How will we be kept safe from artificial intelligence?

Artificial intelligence is actually something we’ve used for years, in the form of security surveillance, online customer support, fraud detection and more. We’ve used artificial intelligence to help us as part of everyday life, but there are many concerns that we’re making it too advanced for our own good. Click on this link to see how advanced it has truly become.

Artificial intelligence is becoming a part of our everyday lives, and a group of experts have created a new list of guidelines to ensure that humanity are protected from these creations. The British Standards Institution, who develop technical and quality guidelines for goods sold in the UK and issues the famous Kitemark certificate, have drawn up a new standard specifically for robots.

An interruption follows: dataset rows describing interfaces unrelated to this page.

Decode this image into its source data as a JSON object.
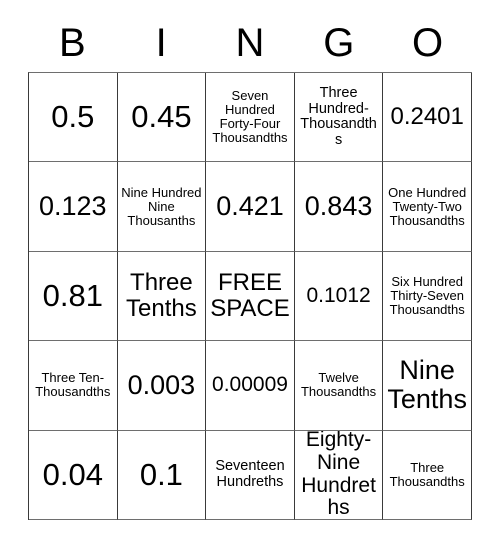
{
  "card": {
    "title_letters": [
      "B",
      "I",
      "N",
      "G",
      "O"
    ],
    "rows": [
      [
        {
          "text": "0.5",
          "size": "sz-xxl"
        },
        {
          "text": "0.45",
          "size": "sz-xxl"
        },
        {
          "text": "Seven Hundred Forty-Four Thousandths",
          "size": "sz-xs"
        },
        {
          "text": "Three Hundred-Thousandths",
          "size": "sz-s"
        },
        {
          "text": "0.2401",
          "size": "sz-l"
        }
      ],
      [
        {
          "text": "0.123",
          "size": "sz-xl"
        },
        {
          "text": "Nine Hundred Nine Thousanths",
          "size": "sz-xs"
        },
        {
          "text": "0.421",
          "size": "sz-xl"
        },
        {
          "text": "0.843",
          "size": "sz-xl"
        },
        {
          "text": "One Hundred Twenty-Two Thousandths",
          "size": "sz-xs"
        }
      ],
      [
        {
          "text": "0.81",
          "size": "sz-xxl"
        },
        {
          "text": "Three Tenths",
          "size": "sz-l"
        },
        {
          "text": "FREE SPACE",
          "size": "sz-l"
        },
        {
          "text": "0.1012",
          "size": "sz-m"
        },
        {
          "text": "Six Hundred Thirty-Seven Thousandths",
          "size": "sz-xs"
        }
      ],
      [
        {
          "text": "Three Ten-Thousandths",
          "size": "sz-xs"
        },
        {
          "text": "0.003",
          "size": "sz-xl"
        },
        {
          "text": "0.00009",
          "size": "sz-m"
        },
        {
          "text": "Twelve Thousandths",
          "size": "sz-xs"
        },
        {
          "text": "Nine Tenths",
          "size": "sz-xl"
        }
      ],
      [
        {
          "text": "0.04",
          "size": "sz-xxl"
        },
        {
          "text": "0.1",
          "size": "sz-xxl"
        },
        {
          "text": "Seventeen Hundreths",
          "size": "sz-s"
        },
        {
          "text": "Eighty-Nine Hundreths",
          "size": "sz-m"
        },
        {
          "text": "Three Thousandths",
          "size": "sz-xs"
        }
      ]
    ]
  },
  "colors": {
    "background": "#ffffff",
    "text": "#000000",
    "border_vertical": "#3a3a3a",
    "border_horizontal": "#6e6e6e"
  }
}
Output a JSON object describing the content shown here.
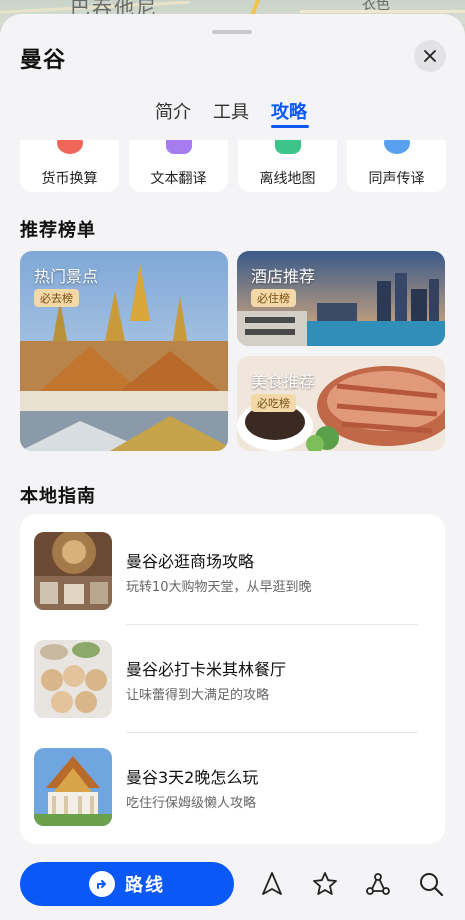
{
  "map": {
    "place_name": "巴吞他尼",
    "place_name_2": "衣色"
  },
  "header": {
    "title": "曼谷",
    "close_icon": "close-icon"
  },
  "tabs": [
    {
      "label": "简介"
    },
    {
      "label": "工具"
    },
    {
      "label": "攻略",
      "active": true
    }
  ],
  "tools": [
    {
      "label": "货币换算",
      "icon": "currency-icon",
      "color": "#f0675a"
    },
    {
      "label": "文本翻译",
      "icon": "translate-icon",
      "color": "#a67cf0"
    },
    {
      "label": "离线地图",
      "icon": "offline-map-icon",
      "color": "#3cc48a"
    },
    {
      "label": "同声传译",
      "icon": "interpret-icon",
      "color": "#5aa0f0"
    }
  ],
  "recommend": {
    "section_title": "推荐榜单",
    "cards": [
      {
        "label": "热门景点",
        "badge": "必去榜"
      },
      {
        "label": "酒店推荐",
        "badge": "必住榜"
      },
      {
        "label": "美食推荐",
        "badge": "必吃榜"
      }
    ]
  },
  "guide": {
    "section_title": "本地指南",
    "items": [
      {
        "title": "曼谷必逛商场攻略",
        "subtitle": "玩转10大购物天堂，从早逛到晚"
      },
      {
        "title": "曼谷必打卡米其林餐厅",
        "subtitle": "让味蕾得到大满足的攻略"
      },
      {
        "title": "曼谷3天2晚怎么玩",
        "subtitle": "吃住行保姆级懒人攻略"
      }
    ]
  },
  "bottom_bar": {
    "route_label": "路线",
    "icons": [
      "navigate-icon",
      "star-icon",
      "share-route-icon",
      "search-icon"
    ]
  },
  "colors": {
    "accent": "#0a59f7",
    "sheet_bg": "#f4f4f6"
  }
}
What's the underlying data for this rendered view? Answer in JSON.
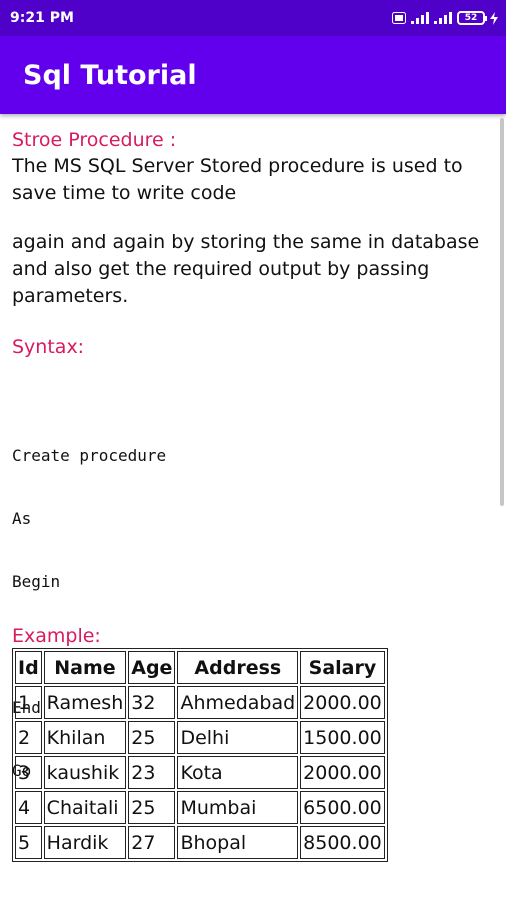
{
  "status_bar": {
    "time": "9:21 PM",
    "battery": "52"
  },
  "app_bar": {
    "title": "Sql Tutorial"
  },
  "content": {
    "heading_procedure": "Stroe Procedure :",
    "para1": "The MS SQL Server Stored procedure is used to save time to write code",
    "para2": "again and again by storing the same in database and also get the required output by passing parameters.",
    "heading_syntax": "Syntax:",
    "code": [
      "Create procedure",
      "As",
      "Begin",
      "",
      "End",
      "Go"
    ],
    "heading_example": "Example:",
    "table": {
      "headers": [
        "Id",
        "Name",
        "Age",
        "Address",
        "Salary"
      ],
      "rows": [
        [
          "1",
          "Ramesh",
          "32",
          "Ahmedabad",
          "2000.00"
        ],
        [
          "2",
          "Khilan",
          "25",
          "Delhi",
          "1500.00"
        ],
        [
          "3",
          "kaushik",
          "23",
          "Kota",
          "2000.00"
        ],
        [
          "4",
          "Chaitali",
          "25",
          "Mumbai",
          "6500.00"
        ],
        [
          "5",
          "Hardik",
          "27",
          "Bhopal",
          "8500.00"
        ]
      ]
    }
  },
  "colors": {
    "status_bar": "#4f00c9",
    "app_bar": "#6200ee",
    "heading": "#d81b60",
    "text": "#111111"
  }
}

These new guidelines have been made for robotics designers to help ensure that robots do not cause a risk to humans. They say that the growing use of robots in homes, shops, and industry poses an ‘ethical hazard’. It states that robots should not be designed to kill or harm humans, echoing Asimov’s first law of robotics.
When do they become dangerous?

The first place this becomes an immediate threat is where artificial intelligence is used in the army, in this case clearly the job of the A.I is to kill or incapacitate other human being- going directly against Asimov’s first law of robotics.

The most alarming peace of robot machinery is probably the MIT Cheetah robot. This nifty piece of A.I has been trained to walk, jump and run up to 30 mph autonomously and can jump obstacles up to 18 inches tall- more than half of the robot’s own height. If this machine was programmed to do something devastating, I would not like to be on the receiving end.

In the hands of the wrong person, these weapons could easily cause mass casualties. Furthermore, an A.I arms race would more likely than not lead to an A.I war, only contributing to these casualties.

A.I might even come to harm us when programmed to do something beneficial. This can happen whenever we fail to fully align the AI’s goals with ours, which is a tough balance. If you ask an obedient intelligent car to take you to the airport as fast as possible, it might get you there unlawfully so by speeding or driving on the pavement, pushing other cars out the way – doing what you asked, not what you necessarily wanted.

As with self driving cars, accidents caused as a result of artificial intelligence gone wrong legally need someone or some company to be held accountable. The debate is ongoing as to who should be legally responsible for any such instances, with the decisions affecting us for decades to come.